Well, as promised here are the details on how to exploit it. As with anything security related, keeping exploitation details quiet just doesn’t work. The bad guys will find this out anyway, and the good guys that don’t have the time to spare and just want to run their site are left wondering whether they are vulnerable.

Releasing exploitation details enables the vulnerability to be detected by automated scanners, which is a very good thing if you regularly check your systems with such in efforts to improve your own security. At the moment I don’t know of any scanners that detect this vulnerability, except of course AppCheck our own scanner at Sec-1 which we updated to detect this vulnerability. Hopefully more will follow now the details are published.

How to exploit the original vulnerability are here. In a nutshell, Umbraco includes a ClientDependency handler that is accessed as follows:


The s parameter is a base64 encoded parameter, normally referencing local file paths of client-side resources to minify or concatenate at run-time (e.g. /assets/foo.js). The Umbraco framework will reference the handler instead of .css and .js files directly, as the handler returns the processed file contents in its HTTP response.

In the above case, the s parameter is file://localhost/c$/Windows/win.ini encoded, which due to the original bug allows the private Windows file to be read and displayed from the HTTP response:

; for 16-bit app support
[mci extensions]

There are a few variations on this that may work depending on the server configuration and where Umbraco was originally installed from:

  • C:\Windows\win.ini
  • file://$/windows/win.ini
  • file://localhost/c$/Windows/win.ini

and also some Remote File Inclusion (RFI) variations where the path is set to e.g. and then setting the Host header in the HTTP request to match. This could be used to read from HTTP requests sent to other servers in the web server’s private network or DMZ, or it could be used to turn the Umbraco server into a proxy in order to cover tracks when attacking other systems on the internet. This post in an excellent write-up of this type of vulnerability. I won’t go into any more detail here or further explanations into the original Umbraco vulnerability because the Dionach article already does that very well.

Now, as said, this is addressed by the original patch, but the vulnerability I discovered was a variation on the RFI/SSRF in order to exploit the LFI.


This is surprisingly simple and allows access to any file within the web root that the IIS Application Pool user has read access to. Basically you take the fully qualified URL of the file you want to retrieve, ensuring the host name in the URL matches your Host header, base64 encode it, and then drop it in the s parameter. For unknown reasons, requesting files this way bypasses ASP.NET restrictions on normally private files.

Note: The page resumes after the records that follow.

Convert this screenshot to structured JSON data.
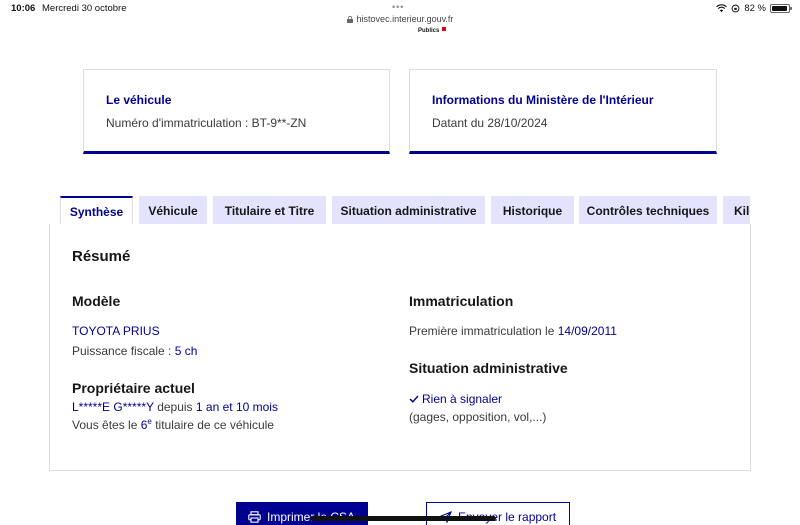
{
  "statusbar": {
    "time": "10:06",
    "date": "Mercredi 30 octobre",
    "dots": "•••",
    "url": "histovec.interieur.gouv.fr",
    "battery": "82 %",
    "battery_level": 0.82
  },
  "header": {
    "logo_fragment": "Publics"
  },
  "vehicle_card": {
    "title": "Le véhicule",
    "value": "Numéro d'immatriculation : BT-9**-ZN"
  },
  "ministry_card": {
    "title": "Informations du Ministère de l'Intérieur",
    "value": "Datant du 28/10/2024"
  },
  "tabs": [
    {
      "label": "Synthèse",
      "active": true
    },
    {
      "label": "Véhicule"
    },
    {
      "label": "Titulaire et Titre"
    },
    {
      "label": "Situation administrative"
    },
    {
      "label": "Historique"
    },
    {
      "label": "Contrôles techniques"
    },
    {
      "label": "Kilo"
    }
  ],
  "summary": {
    "title": "Résumé",
    "model": {
      "heading": "Modèle",
      "name": "TOYOTA PRIUS",
      "power_label": "Puissance fiscale :",
      "power_value": "5 ch"
    },
    "owner": {
      "heading": "Propriétaire actuel",
      "name": "L*****E G*****Y",
      "since_label": "depuis",
      "since_value": "1 an et 10 mois",
      "rank_prefix": "Vous êtes le",
      "rank_number": "6",
      "rank_suffix": "e",
      "rank_rest": "titulaire de ce véhicule"
    },
    "registration": {
      "heading": "Immatriculation",
      "first_label": "Première immatriculation le",
      "first_date": "14/09/2011"
    },
    "admin": {
      "heading": "Situation administrative",
      "status": "Rien à signaler",
      "detail": "(gages, opposition, vol,...)"
    }
  },
  "actions": {
    "print": "Imprimer le CSA",
    "send": "Envoyer le rapport"
  }
}
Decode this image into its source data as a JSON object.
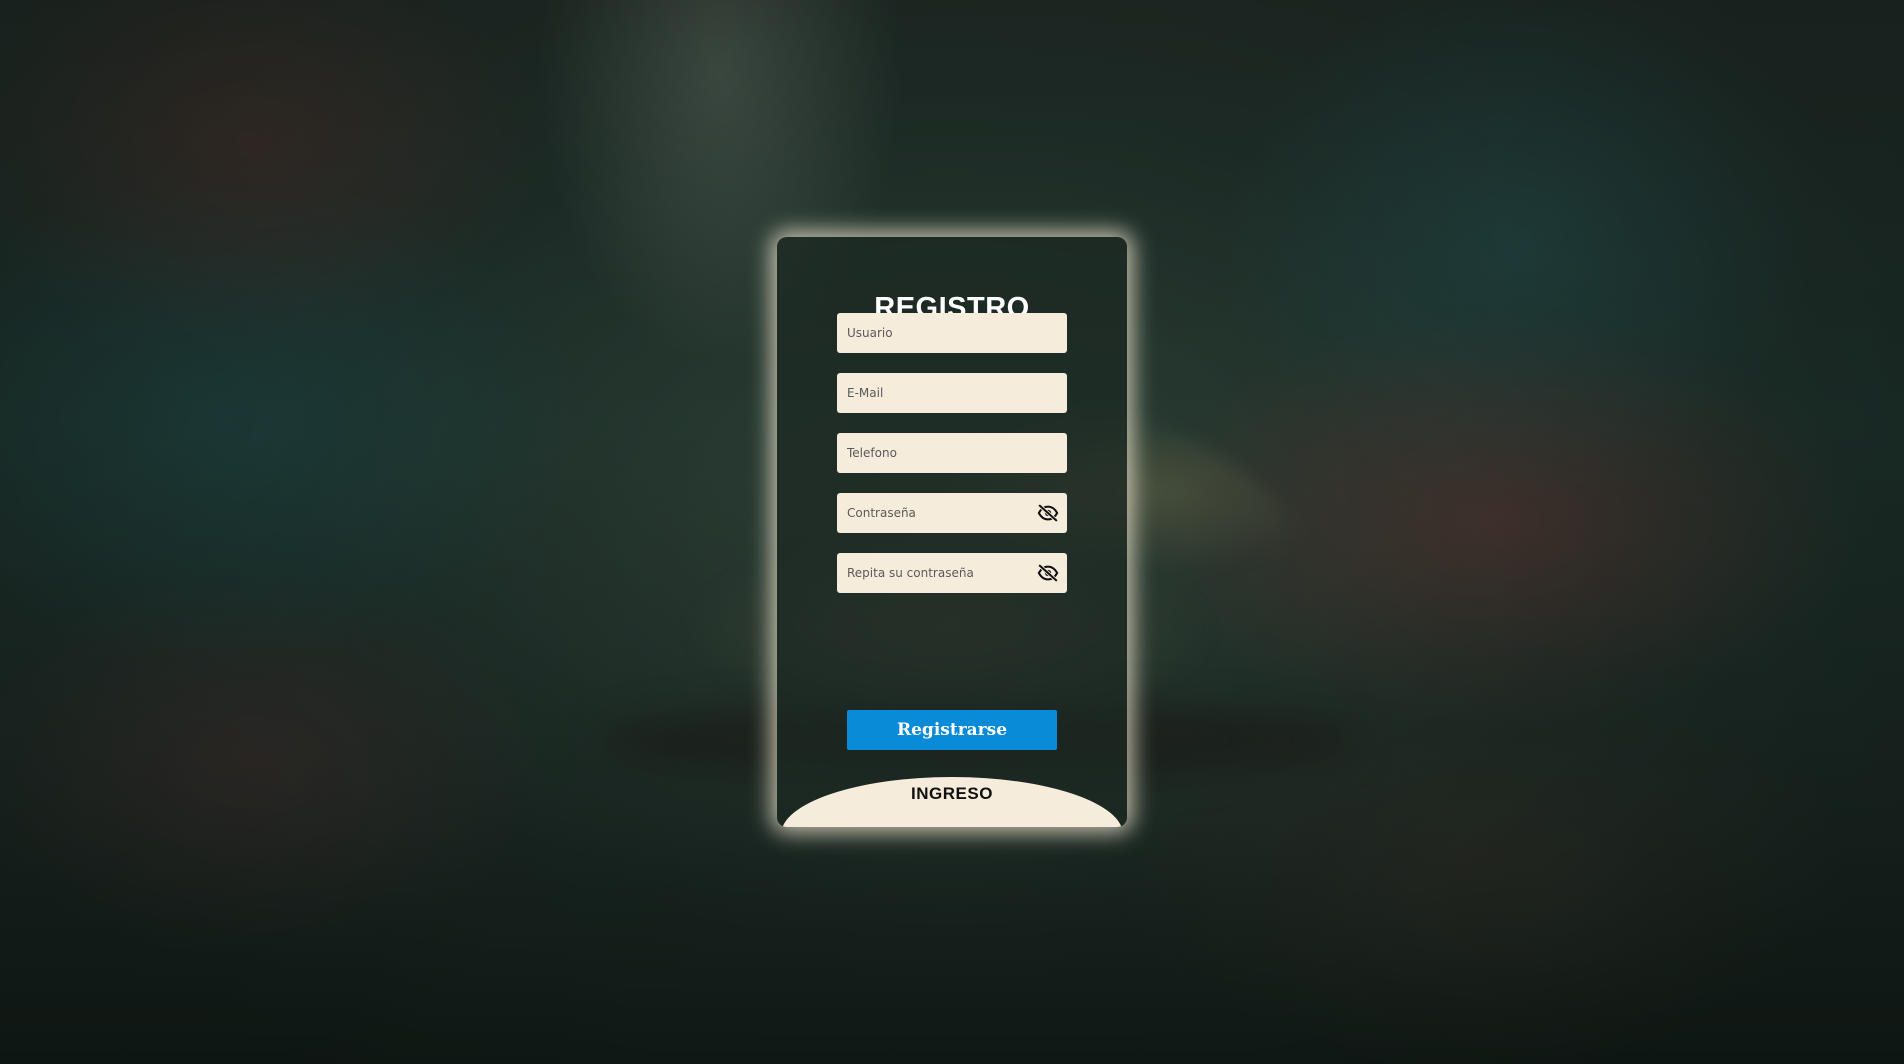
{
  "form": {
    "title": "REGISTRO",
    "fields": {
      "usuario": {
        "placeholder": "Usuario",
        "value": ""
      },
      "email": {
        "placeholder": "E-Mail",
        "value": ""
      },
      "telefono": {
        "placeholder": "Telefono",
        "value": ""
      },
      "password": {
        "placeholder": "Contraseña",
        "value": ""
      },
      "password_repeat": {
        "placeholder": "Repita su contraseña",
        "value": ""
      }
    },
    "submit_label": "Registrarse",
    "login_label": "INGRESO"
  },
  "icons": {
    "password_toggle": "eye-slash-icon"
  },
  "colors": {
    "field_background": "#f6ecdc",
    "button_accent": "#0a8bd8",
    "card_glow": "#f6ecd6",
    "title_text": "#ffffff"
  }
}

Request before base64’ing: GET /DependencyHandler.axd?s=

When we encode and send it we get the following:

web.config retrieval

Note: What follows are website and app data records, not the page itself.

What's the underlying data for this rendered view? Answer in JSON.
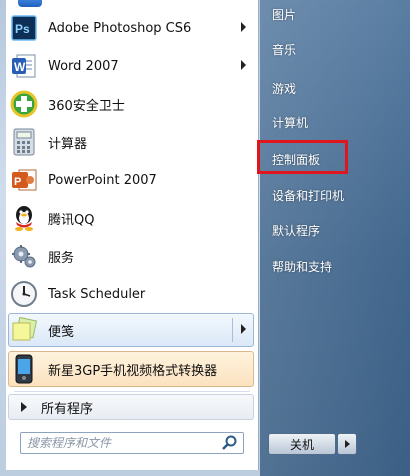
{
  "programs": [
    {
      "label": "Adobe Photoshop CS6",
      "icon": "photoshop-icon",
      "submenu": true
    },
    {
      "label": "Word 2007",
      "icon": "word-icon",
      "submenu": true
    },
    {
      "label": "360安全卫士",
      "icon": "360-safeguard-icon",
      "submenu": false
    },
    {
      "label": "计算器",
      "icon": "calculator-icon",
      "submenu": false
    },
    {
      "label": "PowerPoint 2007",
      "icon": "powerpoint-icon",
      "submenu": false
    },
    {
      "label": "腾讯QQ",
      "icon": "qq-penguin-icon",
      "submenu": false
    },
    {
      "label": "服务",
      "icon": "services-gear-icon",
      "submenu": false
    },
    {
      "label": "Task Scheduler",
      "icon": "clock-icon",
      "submenu": false
    }
  ],
  "pinned": {
    "label": "便笺",
    "icon": "sticky-notes-icon"
  },
  "recent": {
    "label": "新星3GP手机视频格式转换器",
    "icon": "phone-video-icon"
  },
  "all_programs": "所有程序",
  "search": {
    "placeholder": "搜索程序和文件",
    "icon": "search-icon"
  },
  "right_items": [
    "图片",
    "音乐",
    "游戏",
    "计算机",
    "控制面板",
    "设备和打印机",
    "默认程序",
    "帮助和支持"
  ],
  "highlighted_item": "控制面板",
  "shutdown": {
    "label": "关机"
  },
  "colors": {
    "highlight_box": "#e0161f",
    "right_panel": "#42678d"
  }
}
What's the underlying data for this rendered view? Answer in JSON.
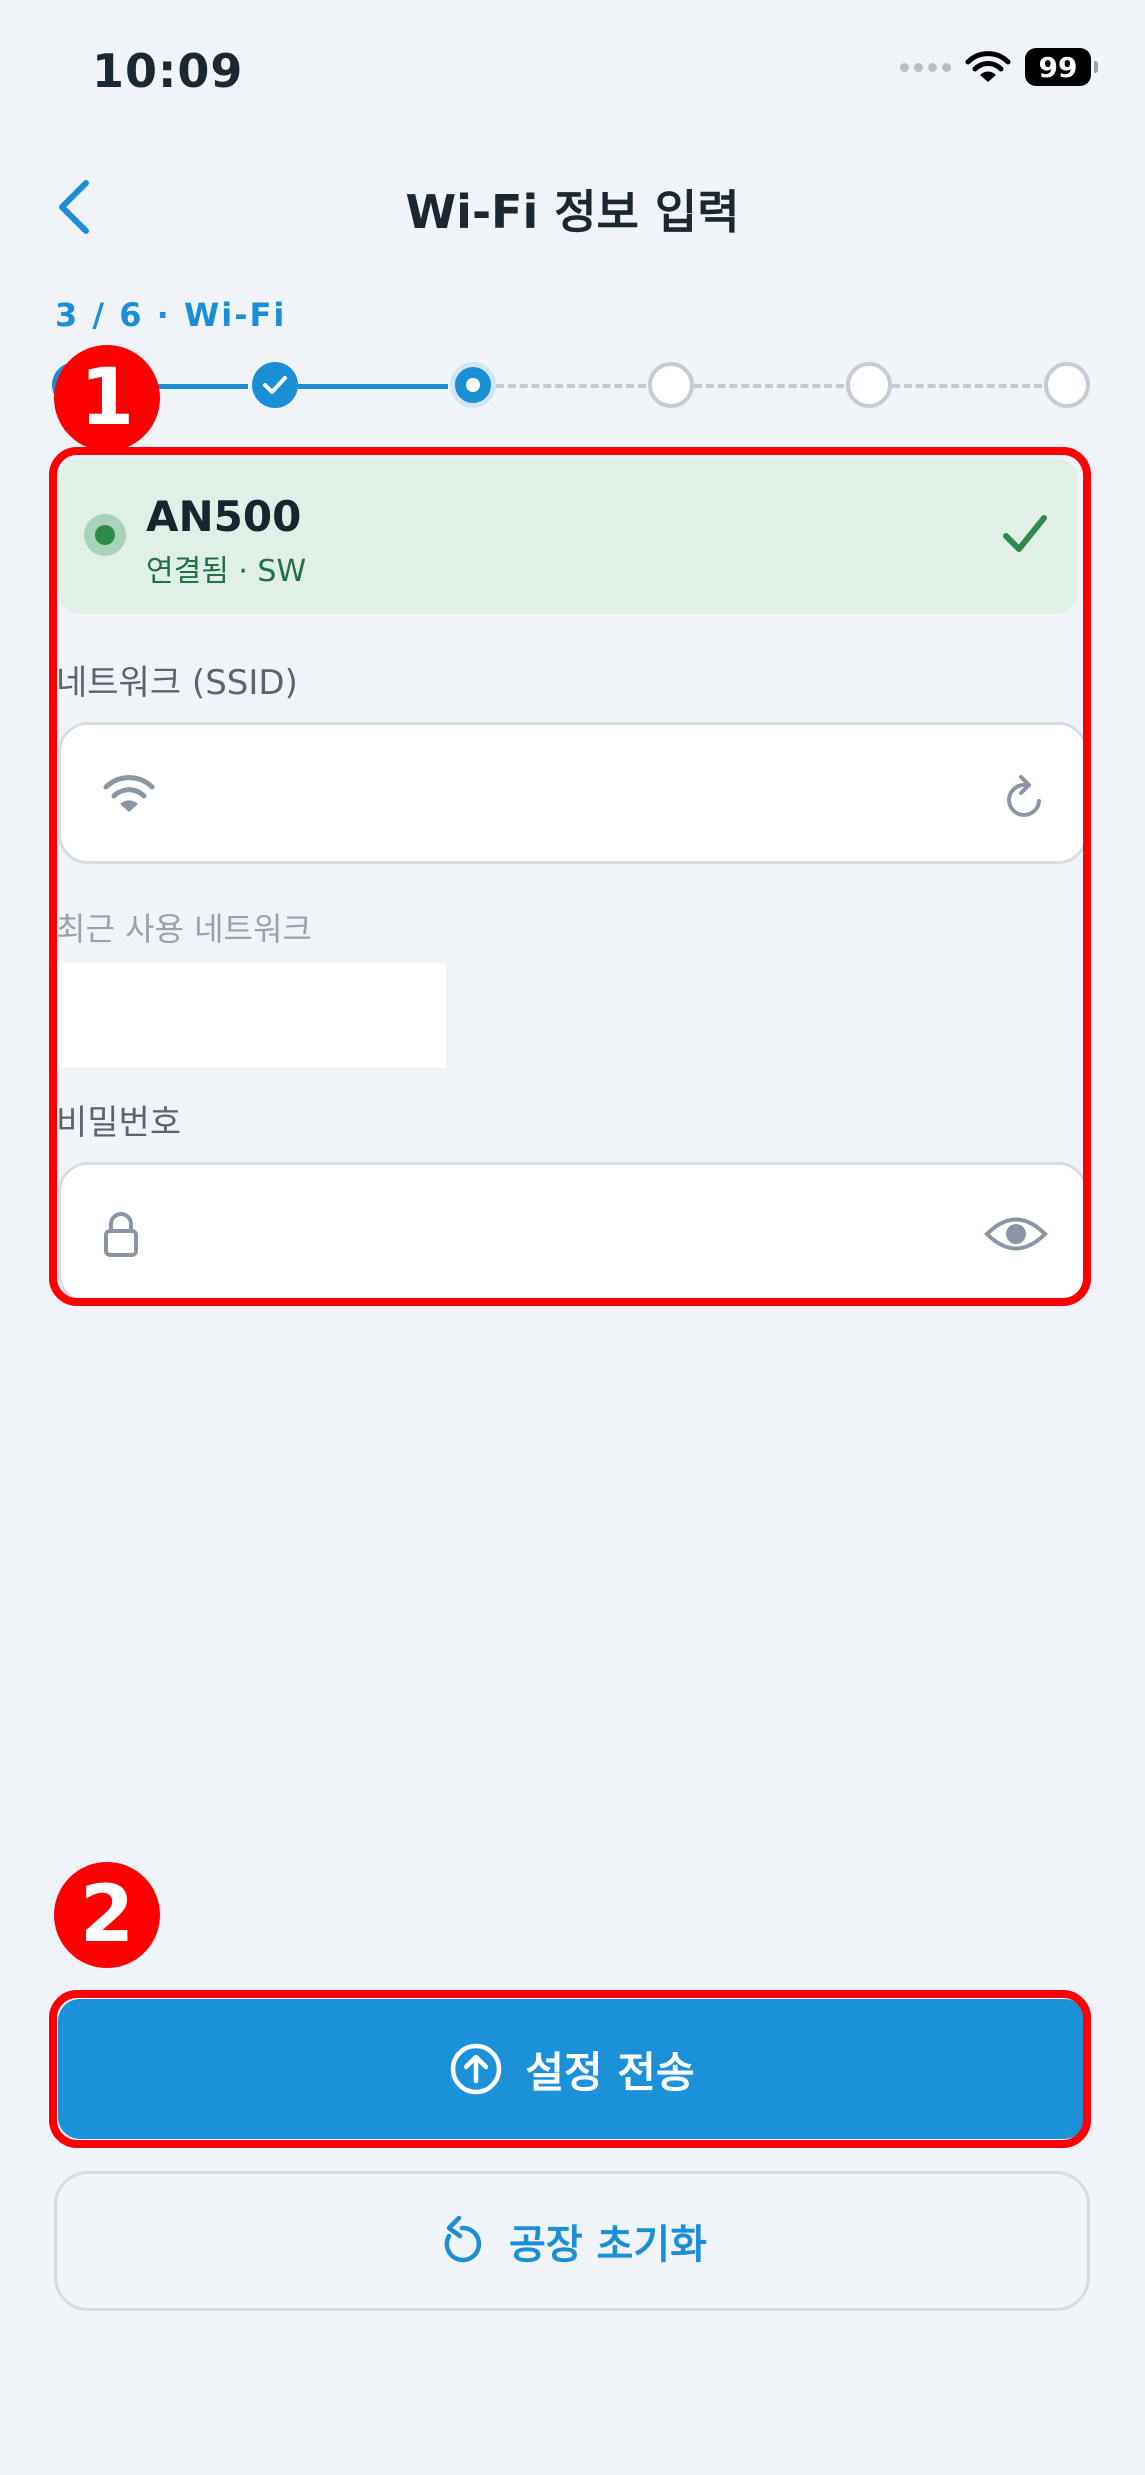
{
  "status_bar": {
    "time": "10:09",
    "battery": "99",
    "icons": [
      "signal-dots-icon",
      "wifi-icon",
      "battery-icon"
    ]
  },
  "nav": {
    "title": "Wi-Fi 정보 입력",
    "back_icon": "chevron-left-icon"
  },
  "stepper": {
    "label": "3 / 6  ·  Wi-Fi",
    "current": 3,
    "total": 6,
    "steps": [
      "done",
      "done",
      "current",
      "todo",
      "todo",
      "todo"
    ]
  },
  "annotations": {
    "badge1": "1",
    "badge2": "2",
    "color": "#ff0000"
  },
  "connected_device": {
    "name": "AN500",
    "status": "연결됨 · SW",
    "color": "#2f8a4e"
  },
  "ssid_field": {
    "label": "네트워크 (SSID)",
    "value": "",
    "lead_icon": "wifi-icon",
    "trail_icon": "refresh-icon"
  },
  "recent": {
    "label": "최근 사용 네트워크"
  },
  "password_field": {
    "label": "비밀번호",
    "value": "",
    "lead_icon": "lock-icon",
    "trail_icon": "eye-icon"
  },
  "actions": {
    "submit_label": "설정 전송",
    "submit_icon": "upload-circle-icon",
    "reset_label": "공장 초기화",
    "reset_icon": "reset-icon"
  },
  "colors": {
    "accent": "#1a91d8",
    "background": "#f0f3f8",
    "success": "#2f8a4e"
  }
}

As you can see, the web.config file is returned, even though this is normally protected by ASP.NET. We can then look for interesting things within this file. The thing that caught my eye on the penetration test I was undertaking was this snippet:

<connectionStrings configSource="config\connectionStrings.config" />

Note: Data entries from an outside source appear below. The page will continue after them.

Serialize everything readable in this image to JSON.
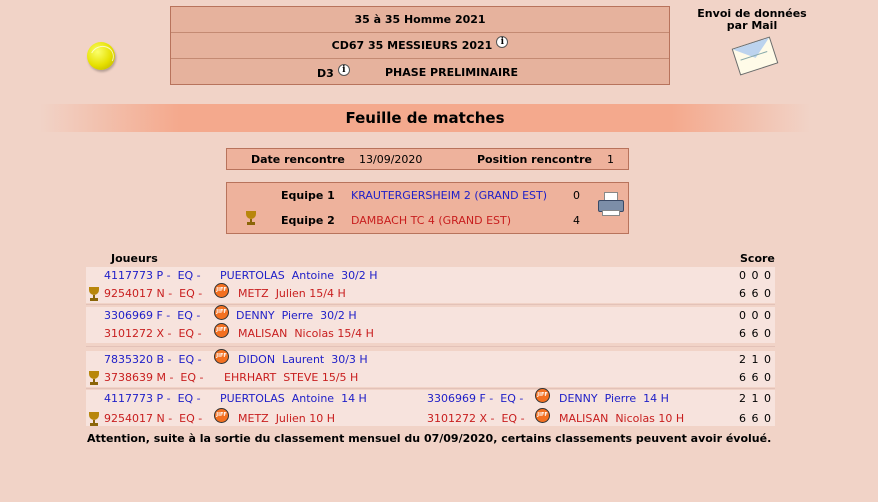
{
  "header": {
    "line1": "35  à 35  Homme  2021",
    "line2": "CD67 35 MESSIEURS 2021",
    "division": "D3",
    "phase": "PHASE PRELIMINAIRE",
    "info_glyph": "i"
  },
  "mail": {
    "label_line1": "Envoi de données",
    "label_line2": "par Mail"
  },
  "banner": {
    "title": "Feuille de matches"
  },
  "date_box": {
    "date_label": "Date rencontre",
    "date_value": "13/09/2020",
    "position_label": "Position rencontre",
    "position_value": "1"
  },
  "teams": [
    {
      "label": "Equipe 1",
      "name": "KRAUTERGERSHEIM 2 (GRAND EST)",
      "score": "0",
      "color": "#2020c8"
    },
    {
      "label": "Equipe 2",
      "name": "DAMBACH TC 4 (GRAND EST)",
      "score": "4",
      "color": "#c81e1e"
    }
  ],
  "table_headers": {
    "players": "Joueurs",
    "score": "Score"
  },
  "matches": [
    {
      "p1": {
        "id": "4117773 P -  EQ -",
        "name": "PUERTOLAS  Antoine  30/2 H",
        "score": "0 0 0"
      },
      "p2": {
        "id": "9254017 N -  EQ -",
        "name": "METZ  Julien 15/4 H",
        "score": "6 6 0"
      }
    },
    {
      "p1": {
        "id": "3306969 F -  EQ -",
        "name": "DENNY  Pierre  30/2 H",
        "score": "0 0 0"
      },
      "p2": {
        "id": "3101272 X -  EQ -",
        "name": "MALISAN  Nicolas 15/4 H",
        "score": "6 6 0"
      }
    },
    {
      "p1": {
        "id": "7835320 B -  EQ -",
        "name": "DIDON  Laurent  30/3 H",
        "score": "2 1 0"
      },
      "p2": {
        "id": "3738639 M -  EQ -",
        "name": "EHRHART  STEVE 15/5 H",
        "score": "6 6 0"
      }
    },
    {
      "p1": {
        "id": "4117773 P -  EQ -",
        "name": "PUERTOLAS  Antoine  14 H",
        "id_b": "3306969 F -  EQ -",
        "name_b": "DENNY  Pierre  14 H",
        "score": "2 1 0"
      },
      "p2": {
        "id": "9254017 N -  EQ -",
        "name": "METZ  Julien 10 H",
        "id_b": "3101272 X -  EQ -",
        "name_b": "MALISAN  Nicolas 10 H",
        "score": "6 6 0"
      }
    }
  ],
  "notice": "Attention, suite à la sortie du classement mensuel du 07/09/2020, certains classements peuvent avoir évolué.",
  "icons": {
    "tennis_ball": "tennis-ball-icon",
    "envelope": "mail-envelope-icon",
    "printer": "printer-icon",
    "trophy": "trophy-icon",
    "jiff": "jiff-logo-icon"
  }
}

This was of particular interest on this external test because the following had been returned from my earlier port scan:

$ sudo nmap

Starting Nmap 7.40 ( ) at 2017-05-01 09:00 BST
Nmap scan report for (
Host is up (0.00032s latency).
rDNS record for
Not shown: 998 filtered ports
80/tcp   open  http
1433/tcp open  ms-sql-s

Nmap done: 1 IP address (1 host up) scanned in 4.86 seconds

This allowed me to repeat the LFI, this time dropping in

Connection strings

The sa (system administrator) username and password for the database, which I can now log into externally. Sweeeeet! In this case it was a double whammy:

  • I could log into the server, enable xp_cmdshell and then get a remote shell (as easy as running this).
  • The Umbraco admin page at also reused this password for the default administrator account.


Upgrade your Umbraco to a version newer than 4.11.10, 6.2.6 or 7.2.2, and also ensure that ClientDependency has been upgraded to a version newer than v1.8.2.1.

This is the advisory from Umbraco.


You can use this tool to test your Umbraco installation:

Base URL
File path to retrieve

Uncheck Is newer exploit? to test local file paths like C:\Windows\win.ini:

Base URL:
File path: C:\Windows\win.ini

…would cause the following request to be sent: where the base64 string is C:\Windows\win.ini.

Check Is newer exploit? to test URLs pointing to files within the web root like

Base URL:
File path: web.config

…would cause the following request to be sent: where the base64 string is

RFI/SSRF cannot be tested using this tool due to the requirement to set a Host header. Ensure that the file path exists on your server and a new tab will open, and if this retrieves the file contents from your server you are vulnerable. The tool works completely client-side, meaning you will be able to use this in order to test development versions of your site on your PC or local network.

I’d be interested to know about any quirks across different versions of Umbraco, and if there are any configuration options that affect the vulnerabilities (either the original or the newer one).